To be a ‘Parent’, what does it mean?
I asked my 13-year old daughter what she thought it meant to be a ‘Parent’. This was her answer: “Caring for a child. Mistakes are forgiven. When they fight, they don’t involve the children. They provide for us. They sacrifice a lot. They work hard. They love us. They comfort us and make us laugh. They take us on exciting trips. Teach us what’s wrong and right. Give us hugs and kisses. Tell us stories. Let us play. Make everything right.”
The Oxford dictionary defines a ‘Parent’ as many things, including:
as a Verb: “all children are special to those who parent them”
“Heck, some parents even took in their child’s partner with open arms and parented both children”
“Such parenting behaviour has lasting effects; parents who parent poorly tend to have been parented poorly themselves, and without intervention, the cycle of substance use and poor parenting perpetuates itself”

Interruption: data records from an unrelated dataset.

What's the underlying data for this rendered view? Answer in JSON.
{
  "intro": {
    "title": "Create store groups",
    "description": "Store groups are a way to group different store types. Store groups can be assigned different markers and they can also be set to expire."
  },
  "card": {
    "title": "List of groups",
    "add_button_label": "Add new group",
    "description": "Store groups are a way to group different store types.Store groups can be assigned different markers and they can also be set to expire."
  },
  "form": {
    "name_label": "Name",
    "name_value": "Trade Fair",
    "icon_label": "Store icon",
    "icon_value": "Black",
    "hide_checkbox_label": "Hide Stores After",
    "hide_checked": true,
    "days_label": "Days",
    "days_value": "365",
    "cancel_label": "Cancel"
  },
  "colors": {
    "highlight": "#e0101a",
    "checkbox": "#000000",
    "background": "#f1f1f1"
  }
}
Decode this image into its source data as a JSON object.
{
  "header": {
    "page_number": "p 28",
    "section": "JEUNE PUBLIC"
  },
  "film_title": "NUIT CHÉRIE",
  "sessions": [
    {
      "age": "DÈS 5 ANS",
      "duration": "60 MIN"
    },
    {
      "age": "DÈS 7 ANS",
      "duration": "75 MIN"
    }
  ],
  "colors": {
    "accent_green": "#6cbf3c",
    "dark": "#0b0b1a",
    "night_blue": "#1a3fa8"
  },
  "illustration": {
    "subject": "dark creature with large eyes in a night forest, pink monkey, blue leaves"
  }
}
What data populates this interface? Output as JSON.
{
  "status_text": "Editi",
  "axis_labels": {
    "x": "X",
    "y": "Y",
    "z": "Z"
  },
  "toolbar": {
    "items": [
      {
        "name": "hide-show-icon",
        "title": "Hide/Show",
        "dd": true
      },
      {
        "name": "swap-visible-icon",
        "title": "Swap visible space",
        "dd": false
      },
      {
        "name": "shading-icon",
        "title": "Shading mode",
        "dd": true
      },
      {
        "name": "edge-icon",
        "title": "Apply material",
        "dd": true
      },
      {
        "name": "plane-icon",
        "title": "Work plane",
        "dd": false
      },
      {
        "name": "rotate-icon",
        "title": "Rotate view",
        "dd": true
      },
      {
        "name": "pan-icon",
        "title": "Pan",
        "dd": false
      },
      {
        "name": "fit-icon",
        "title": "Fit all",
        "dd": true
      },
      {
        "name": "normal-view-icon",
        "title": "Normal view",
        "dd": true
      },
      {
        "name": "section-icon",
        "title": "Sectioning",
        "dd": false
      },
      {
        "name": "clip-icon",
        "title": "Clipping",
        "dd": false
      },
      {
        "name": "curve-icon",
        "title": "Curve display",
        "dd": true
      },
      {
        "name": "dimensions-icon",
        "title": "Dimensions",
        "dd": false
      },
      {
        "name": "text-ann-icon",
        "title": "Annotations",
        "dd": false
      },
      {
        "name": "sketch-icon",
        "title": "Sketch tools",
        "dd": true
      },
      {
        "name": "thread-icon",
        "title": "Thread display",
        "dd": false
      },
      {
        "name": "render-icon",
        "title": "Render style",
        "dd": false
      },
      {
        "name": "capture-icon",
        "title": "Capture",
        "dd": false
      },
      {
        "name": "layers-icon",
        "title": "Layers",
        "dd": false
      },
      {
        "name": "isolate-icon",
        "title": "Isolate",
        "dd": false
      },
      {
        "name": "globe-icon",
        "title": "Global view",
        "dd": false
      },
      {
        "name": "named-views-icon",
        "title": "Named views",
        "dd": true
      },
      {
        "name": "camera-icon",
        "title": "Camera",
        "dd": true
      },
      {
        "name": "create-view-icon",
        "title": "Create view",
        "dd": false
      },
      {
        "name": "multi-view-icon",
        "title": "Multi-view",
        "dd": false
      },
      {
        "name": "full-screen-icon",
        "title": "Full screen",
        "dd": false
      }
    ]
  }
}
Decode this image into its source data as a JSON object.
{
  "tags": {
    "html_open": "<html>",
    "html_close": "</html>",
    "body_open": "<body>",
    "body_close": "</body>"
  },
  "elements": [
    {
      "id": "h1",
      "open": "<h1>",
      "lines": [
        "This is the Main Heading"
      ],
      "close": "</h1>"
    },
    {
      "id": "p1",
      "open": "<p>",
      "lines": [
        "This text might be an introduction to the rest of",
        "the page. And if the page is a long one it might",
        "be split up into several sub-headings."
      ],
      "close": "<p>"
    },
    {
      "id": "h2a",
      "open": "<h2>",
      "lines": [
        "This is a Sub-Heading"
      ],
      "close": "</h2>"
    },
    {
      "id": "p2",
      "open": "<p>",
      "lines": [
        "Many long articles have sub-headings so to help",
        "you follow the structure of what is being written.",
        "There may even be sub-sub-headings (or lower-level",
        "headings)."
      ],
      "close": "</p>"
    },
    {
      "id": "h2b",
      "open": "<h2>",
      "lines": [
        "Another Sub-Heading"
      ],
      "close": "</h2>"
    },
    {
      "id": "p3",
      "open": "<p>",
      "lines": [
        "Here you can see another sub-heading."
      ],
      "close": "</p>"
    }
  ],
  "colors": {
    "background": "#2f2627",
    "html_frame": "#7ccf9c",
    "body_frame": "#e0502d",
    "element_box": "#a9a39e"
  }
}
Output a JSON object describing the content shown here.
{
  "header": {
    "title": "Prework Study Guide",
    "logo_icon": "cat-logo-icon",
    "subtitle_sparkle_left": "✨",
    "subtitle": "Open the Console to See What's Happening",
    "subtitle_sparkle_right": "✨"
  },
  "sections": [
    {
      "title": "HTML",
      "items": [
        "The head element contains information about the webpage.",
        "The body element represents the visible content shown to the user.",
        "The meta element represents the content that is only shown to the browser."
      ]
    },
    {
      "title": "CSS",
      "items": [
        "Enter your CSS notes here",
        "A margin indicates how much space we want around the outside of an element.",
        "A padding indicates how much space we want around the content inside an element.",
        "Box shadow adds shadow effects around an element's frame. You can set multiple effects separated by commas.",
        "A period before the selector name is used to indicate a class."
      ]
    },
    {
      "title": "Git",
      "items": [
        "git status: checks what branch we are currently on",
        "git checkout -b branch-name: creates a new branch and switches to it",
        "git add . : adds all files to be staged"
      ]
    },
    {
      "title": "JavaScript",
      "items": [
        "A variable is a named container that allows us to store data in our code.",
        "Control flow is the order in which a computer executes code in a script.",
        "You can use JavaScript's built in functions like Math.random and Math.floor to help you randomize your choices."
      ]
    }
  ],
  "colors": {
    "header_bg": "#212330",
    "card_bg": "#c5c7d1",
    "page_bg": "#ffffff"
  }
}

“Very often the father has left, and if he parents the boy at all, it’s likely to be poor parenting.”
as a Noun: “An organisation or company which owns or controls a number of subsidiaries”
None of the above ‘selected’ definitions are aligned with the comments from my daughter (except maybe, the definition that ‘all children are special to those who parent them’).
As a family lawyer, I don’t believe that anyone really doubts a parent’s love for their child or children. But sometimes I might question their motives for their projecting ‘their’ attitudes and emotions onto their child.
Today was Monday and the start of a new week. At the start of the day I said to my daughter, “have a good day” and at the end of the day I said to her, “how was your first day?”
At the start of the day she was with her father. At the end of the day she was with me.
For my child, and for many others, coming from a separated family is ‘ok’. As good as it can be. For many, many others, being a child from separated parents is less than ok, in fact quite awful. Stuck in the middle of their parent’s conflict and issues they have with each other! The moral support on their first day of school may not be given and the changeover at the end of the school day fills the child with anxiety and unnecessary stress.
Why, I don’t exactly know!
I’m a lawyer, not a counsellor or psychologist. The only experienced and qualified answer I can give is as a parent, who happens to be a lawyer and separated, and this is my answer:
“When I separated, my child came first. Not property and not me. There was no way my family, my life and my child were going to be involved in a Court dispute. My child was going to go between her parents with as much ease as possible. She will have the love of both parents, grandparents, cousins, aunts and uncles, and eventually another family. The ‘re-partnered blended family’. My child will have as many people as she possibly can that will love her and make her happy.”
Why is it difficult for other parents and children?
Is it because one parent believes they are alike to an ‘organisation or company which owns or controls a number subsidiaries’ (the children) and when a child is happy or content with the other parent it is seen, somehow, as an indication of an alliance with that other parent?
Is it envy, jealousy, anger, sadness, rejection, envy, jealousy, anger, sadness or rejection?
Whatever the reason, is it right to project your feelings onto the child?
Written by Rebecca Parry, Principal Solicitor, Nationally Accredited Mediator, Family Dispute Resolution Practitioner
p: 3181 5704